Please filter the data down to the lines that include the word "returns" and copy them.
:: SOURCE DATA ::
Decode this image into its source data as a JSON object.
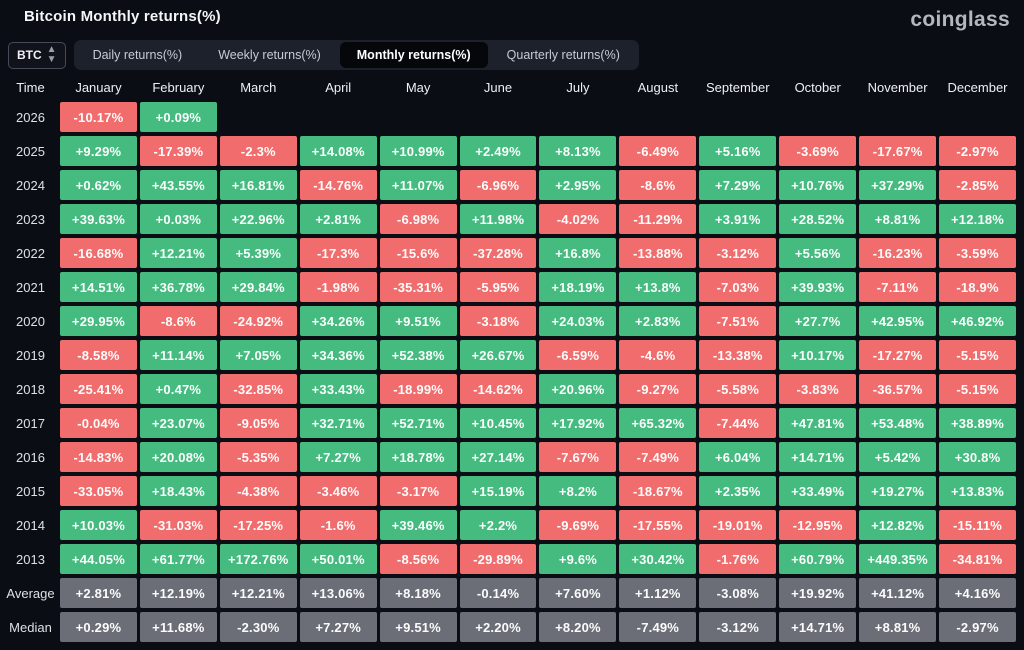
{
  "header": {
    "title": "Bitcoin Monthly returns(%)",
    "logo": "coinglass"
  },
  "controls": {
    "symbol_select": {
      "value": "BTC",
      "icon": "up-down-arrows"
    },
    "tabs": [
      {
        "label": "Daily returns(%)",
        "active": false
      },
      {
        "label": "Weekly returns(%)",
        "active": false
      },
      {
        "label": "Monthly returns(%)",
        "active": true
      },
      {
        "label": "Quarterly returns(%)",
        "active": false
      }
    ]
  },
  "chart_data": {
    "type": "heatmap",
    "title": "Bitcoin Monthly returns(%)",
    "row_header": "Time",
    "columns": [
      "January",
      "February",
      "March",
      "April",
      "May",
      "June",
      "July",
      "August",
      "September",
      "October",
      "November",
      "December"
    ],
    "rows": [
      {
        "label": "2026",
        "summary": false,
        "values": [
          "-10.17%",
          "+0.09%",
          null,
          null,
          null,
          null,
          null,
          null,
          null,
          null,
          null,
          null
        ]
      },
      {
        "label": "2025",
        "summary": false,
        "values": [
          "+9.29%",
          "-17.39%",
          "-2.3%",
          "+14.08%",
          "+10.99%",
          "+2.49%",
          "+8.13%",
          "-6.49%",
          "+5.16%",
          "-3.69%",
          "-17.67%",
          "-2.97%"
        ]
      },
      {
        "label": "2024",
        "summary": false,
        "values": [
          "+0.62%",
          "+43.55%",
          "+16.81%",
          "-14.76%",
          "+11.07%",
          "-6.96%",
          "+2.95%",
          "-8.6%",
          "+7.29%",
          "+10.76%",
          "+37.29%",
          "-2.85%"
        ]
      },
      {
        "label": "2023",
        "summary": false,
        "values": [
          "+39.63%",
          "+0.03%",
          "+22.96%",
          "+2.81%",
          "-6.98%",
          "+11.98%",
          "-4.02%",
          "-11.29%",
          "+3.91%",
          "+28.52%",
          "+8.81%",
          "+12.18%"
        ]
      },
      {
        "label": "2022",
        "summary": false,
        "values": [
          "-16.68%",
          "+12.21%",
          "+5.39%",
          "-17.3%",
          "-15.6%",
          "-37.28%",
          "+16.8%",
          "-13.88%",
          "-3.12%",
          "+5.56%",
          "-16.23%",
          "-3.59%"
        ]
      },
      {
        "label": "2021",
        "summary": false,
        "values": [
          "+14.51%",
          "+36.78%",
          "+29.84%",
          "-1.98%",
          "-35.31%",
          "-5.95%",
          "+18.19%",
          "+13.8%",
          "-7.03%",
          "+39.93%",
          "-7.11%",
          "-18.9%"
        ]
      },
      {
        "label": "2020",
        "summary": false,
        "values": [
          "+29.95%",
          "-8.6%",
          "-24.92%",
          "+34.26%",
          "+9.51%",
          "-3.18%",
          "+24.03%",
          "+2.83%",
          "-7.51%",
          "+27.7%",
          "+42.95%",
          "+46.92%"
        ]
      },
      {
        "label": "2019",
        "summary": false,
        "values": [
          "-8.58%",
          "+11.14%",
          "+7.05%",
          "+34.36%",
          "+52.38%",
          "+26.67%",
          "-6.59%",
          "-4.6%",
          "-13.38%",
          "+10.17%",
          "-17.27%",
          "-5.15%"
        ]
      },
      {
        "label": "2018",
        "summary": false,
        "values": [
          "-25.41%",
          "+0.47%",
          "-32.85%",
          "+33.43%",
          "-18.99%",
          "-14.62%",
          "+20.96%",
          "-9.27%",
          "-5.58%",
          "-3.83%",
          "-36.57%",
          "-5.15%"
        ]
      },
      {
        "label": "2017",
        "summary": false,
        "values": [
          "-0.04%",
          "+23.07%",
          "-9.05%",
          "+32.71%",
          "+52.71%",
          "+10.45%",
          "+17.92%",
          "+65.32%",
          "-7.44%",
          "+47.81%",
          "+53.48%",
          "+38.89%"
        ]
      },
      {
        "label": "2016",
        "summary": false,
        "values": [
          "-14.83%",
          "+20.08%",
          "-5.35%",
          "+7.27%",
          "+18.78%",
          "+27.14%",
          "-7.67%",
          "-7.49%",
          "+6.04%",
          "+14.71%",
          "+5.42%",
          "+30.8%"
        ]
      },
      {
        "label": "2015",
        "summary": false,
        "values": [
          "-33.05%",
          "+18.43%",
          "-4.38%",
          "-3.46%",
          "-3.17%",
          "+15.19%",
          "+8.2%",
          "-18.67%",
          "+2.35%",
          "+33.49%",
          "+19.27%",
          "+13.83%"
        ]
      },
      {
        "label": "2014",
        "summary": false,
        "values": [
          "+10.03%",
          "-31.03%",
          "-17.25%",
          "-1.6%",
          "+39.46%",
          "+2.2%",
          "-9.69%",
          "-17.55%",
          "-19.01%",
          "-12.95%",
          "+12.82%",
          "-15.11%"
        ]
      },
      {
        "label": "2013",
        "summary": false,
        "values": [
          "+44.05%",
          "+61.77%",
          "+172.76%",
          "+50.01%",
          "-8.56%",
          "-29.89%",
          "+9.6%",
          "+30.42%",
          "-1.76%",
          "+60.79%",
          "+449.35%",
          "-34.81%"
        ]
      },
      {
        "label": "Average",
        "summary": true,
        "values": [
          "+2.81%",
          "+12.19%",
          "+12.21%",
          "+13.06%",
          "+8.18%",
          "-0.14%",
          "+7.60%",
          "+1.12%",
          "-3.08%",
          "+19.92%",
          "+41.12%",
          "+4.16%"
        ]
      },
      {
        "label": "Median",
        "summary": true,
        "values": [
          "+0.29%",
          "+11.68%",
          "-2.30%",
          "+7.27%",
          "+9.51%",
          "+2.20%",
          "+8.20%",
          "-7.49%",
          "-3.12%",
          "+14.71%",
          "+8.81%",
          "-2.97%"
        ]
      }
    ],
    "colors": {
      "positive": "#45bb80",
      "negative": "#f16c6c",
      "summary": "#6b6e76",
      "background": "#0a0d13"
    }
  }
}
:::
== ANSWER AREA ==
    "title": "Bitcoin Monthly returns(%)",
        "label": "Daily returns(%)",
        "label": "Weekly returns(%)",
        "label": "Monthly returns(%)",
        "label": "Quarterly returns(%)",
    "title": "Bitcoin Monthly returns(%)",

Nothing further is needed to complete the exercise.